▸ REQUIRED ACTION
Before doing anything else, copy the entries below exactly.

Records from a collection
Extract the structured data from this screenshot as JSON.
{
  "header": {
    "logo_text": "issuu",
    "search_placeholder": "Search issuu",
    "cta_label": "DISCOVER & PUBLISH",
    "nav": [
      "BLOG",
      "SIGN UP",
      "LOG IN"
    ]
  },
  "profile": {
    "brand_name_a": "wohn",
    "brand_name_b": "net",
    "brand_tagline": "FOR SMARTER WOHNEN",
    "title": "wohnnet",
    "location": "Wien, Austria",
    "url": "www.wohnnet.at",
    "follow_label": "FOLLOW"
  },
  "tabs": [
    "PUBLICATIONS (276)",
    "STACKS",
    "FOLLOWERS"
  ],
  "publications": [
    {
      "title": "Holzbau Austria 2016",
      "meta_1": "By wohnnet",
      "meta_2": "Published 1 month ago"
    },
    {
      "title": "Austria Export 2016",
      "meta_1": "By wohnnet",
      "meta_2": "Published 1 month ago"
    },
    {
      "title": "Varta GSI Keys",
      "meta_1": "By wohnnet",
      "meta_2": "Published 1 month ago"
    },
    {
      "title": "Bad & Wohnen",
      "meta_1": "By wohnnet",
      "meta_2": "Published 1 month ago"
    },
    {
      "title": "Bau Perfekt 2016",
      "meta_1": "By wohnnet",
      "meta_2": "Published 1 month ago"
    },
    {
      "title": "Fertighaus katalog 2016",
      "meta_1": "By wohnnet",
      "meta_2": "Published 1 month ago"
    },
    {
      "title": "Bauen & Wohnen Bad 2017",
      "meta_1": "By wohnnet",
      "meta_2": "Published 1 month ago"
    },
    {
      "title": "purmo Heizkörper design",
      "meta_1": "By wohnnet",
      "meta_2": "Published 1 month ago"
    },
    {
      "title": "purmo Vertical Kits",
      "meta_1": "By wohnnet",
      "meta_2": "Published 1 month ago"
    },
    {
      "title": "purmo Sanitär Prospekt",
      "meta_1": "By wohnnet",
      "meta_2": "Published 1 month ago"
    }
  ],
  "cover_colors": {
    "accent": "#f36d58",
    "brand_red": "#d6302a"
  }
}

▸ SOLUTION FOR THIS EXERCISE
Extract the structured data from this screenshot as JSON.
{
  "header": {
    "logo_text": "issuu",
    "search_placeholder": "Search issuu",
    "cta_label": "DISCOVER & PUBLISH",
    "nav": [
      "BLOG",
      "SIGN UP",
      "LOG IN"
    ]
  },
  "profile": {
    "brand_name_a": "wohn",
    "brand_name_b": "net",
    "brand_tagline": "FOR SMARTER WOHNEN",
    "title": "wohnnet",
    "location": "Wien, Austria",
    "url": "www.wohnnet.at",
    "follow_label": "FOLLOW"
  },
  "tabs": [
    "PUBLICATIONS (276)",
    "STACKS",
    "FOLLOWERS"
  ],
  "publications": [
    {
      "title": "Holzbau Austria 2016",
      "meta_1": "By wohnnet",
      "meta_2": "Published 1 month ago"
    },
    {
      "title": "Austria Export 2016",
      "meta_1": "By wohnnet",
      "meta_2": "Published 1 month ago"
    },
    {
      "title": "Varta GSI Keys",
      "meta_1": "By wohnnet",
      "meta_2": "Published 1 month ago"
    },
    {
      "title": "Bad & Wohnen",
      "meta_1": "By wohnnet",
      "meta_2": "Published 1 month ago"
    },
    {
      "title": "Bau Perfekt 2016",
      "meta_1": "By wohnnet",
      "meta_2": "Published 1 month ago"
    },
    {
      "title": "Fertighaus katalog 2016",
      "meta_1": "By wohnnet",
      "meta_2": "Published 1 month ago"
    },
    {
      "title": "Bauen & Wohnen Bad 2017",
      "meta_1": "By wohnnet",
      "meta_2": "Published 1 month ago"
    },
    {
      "title": "purmo Heizkörper design",
      "meta_1": "By wohnnet",
      "meta_2": "Published 1 month ago"
    },
    {
      "title": "purmo Vertical Kits",
      "meta_1": "By wohnnet",
      "meta_2": "Published 1 month ago"
    },
    {
      "title": "purmo Sanitär Prospekt",
      "meta_1": "By wohnnet",
      "meta_2": "Published 1 month ago"
    }
  ],
  "cover_colors": {
    "accent": "#f36d58",
    "brand_red": "#d6302a"
  }
}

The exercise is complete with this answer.